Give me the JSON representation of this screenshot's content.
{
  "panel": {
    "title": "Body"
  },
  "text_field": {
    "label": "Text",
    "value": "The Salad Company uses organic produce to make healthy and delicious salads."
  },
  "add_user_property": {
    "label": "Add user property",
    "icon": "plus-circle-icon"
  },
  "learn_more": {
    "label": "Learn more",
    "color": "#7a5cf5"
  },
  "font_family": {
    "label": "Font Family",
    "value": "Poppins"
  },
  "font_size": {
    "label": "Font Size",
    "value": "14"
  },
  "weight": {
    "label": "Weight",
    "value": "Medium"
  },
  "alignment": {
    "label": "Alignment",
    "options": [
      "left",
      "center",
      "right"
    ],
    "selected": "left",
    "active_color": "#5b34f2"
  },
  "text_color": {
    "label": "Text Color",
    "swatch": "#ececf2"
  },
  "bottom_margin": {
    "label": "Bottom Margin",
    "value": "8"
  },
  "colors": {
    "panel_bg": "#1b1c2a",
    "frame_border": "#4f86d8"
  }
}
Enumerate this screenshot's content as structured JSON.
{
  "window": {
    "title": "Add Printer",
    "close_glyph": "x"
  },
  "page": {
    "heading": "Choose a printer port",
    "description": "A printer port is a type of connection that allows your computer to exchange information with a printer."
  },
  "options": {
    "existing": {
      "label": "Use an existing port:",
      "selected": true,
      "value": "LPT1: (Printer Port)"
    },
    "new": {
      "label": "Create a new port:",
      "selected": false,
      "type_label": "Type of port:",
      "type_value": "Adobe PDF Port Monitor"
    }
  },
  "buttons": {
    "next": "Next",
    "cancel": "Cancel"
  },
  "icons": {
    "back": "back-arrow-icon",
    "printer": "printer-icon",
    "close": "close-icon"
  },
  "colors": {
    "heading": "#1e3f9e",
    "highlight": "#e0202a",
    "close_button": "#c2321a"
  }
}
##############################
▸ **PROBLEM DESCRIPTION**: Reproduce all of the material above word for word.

▸ **RESPONSE AREA**:
Give me the JSON representation of this screenshot's content.
{
  "panel": {
    "title": "Body"
  },
  "text_field": {
    "label": "Text",
    "value": "The Salad Company uses organic produce to make healthy and delicious salads."
  },
  "add_user_property": {
    "label": "Add user property",
    "icon": "plus-circle-icon"
  },
  "learn_more": {
    "label": "Learn more",
    "color": "#7a5cf5"
  },
  "font_family": {
    "label": "Font Family",
    "value": "Poppins"
  },
  "font_size": {
    "label": "Font Size",
    "value": "14"
  },
  "weight": {
    "label": "Weight",
    "value": "Medium"
  },
  "alignment": {
    "label": "Alignment",
    "options": [
      "left",
      "center",
      "right"
    ],
    "selected": "left",
    "active_color": "#5b34f2"
  },
  "text_color": {
    "label": "Text Color",
    "swatch": "#ececf2"
  },
  "bottom_margin": {
    "label": "Bottom Margin",
    "value": "8"
  },
  "colors": {
    "panel_bg": "#1b1c2a",
    "frame_border": "#4f86d8"
  }
}
Enumerate this screenshot's content as structured JSON.
{
  "window": {
    "title": "Add Printer",
    "close_glyph": "x"
  },
  "page": {
    "heading": "Choose a printer port",
    "description": "A printer port is a type of connection that allows your computer to exchange information with a printer."
  },
  "options": {
    "existing": {
      "label": "Use an existing port:",
      "selected": true,
      "value": "LPT1: (Printer Port)"
    },
    "new": {
      "label": "Create a new port:",
      "selected": false,
      "type_label": "Type of port:",
      "type_value": "Adobe PDF Port Monitor"
    }
  },
  "buttons": {
    "next": "Next",
    "cancel": "Cancel"
  },
  "icons": {
    "back": "back-arrow-icon",
    "printer": "printer-icon",
    "close": "close-icon"
  },
  "colors": {
    "heading": "#1e3f9e",
    "highlight": "#e0202a",
    "close_button": "#c2321a"
  }
}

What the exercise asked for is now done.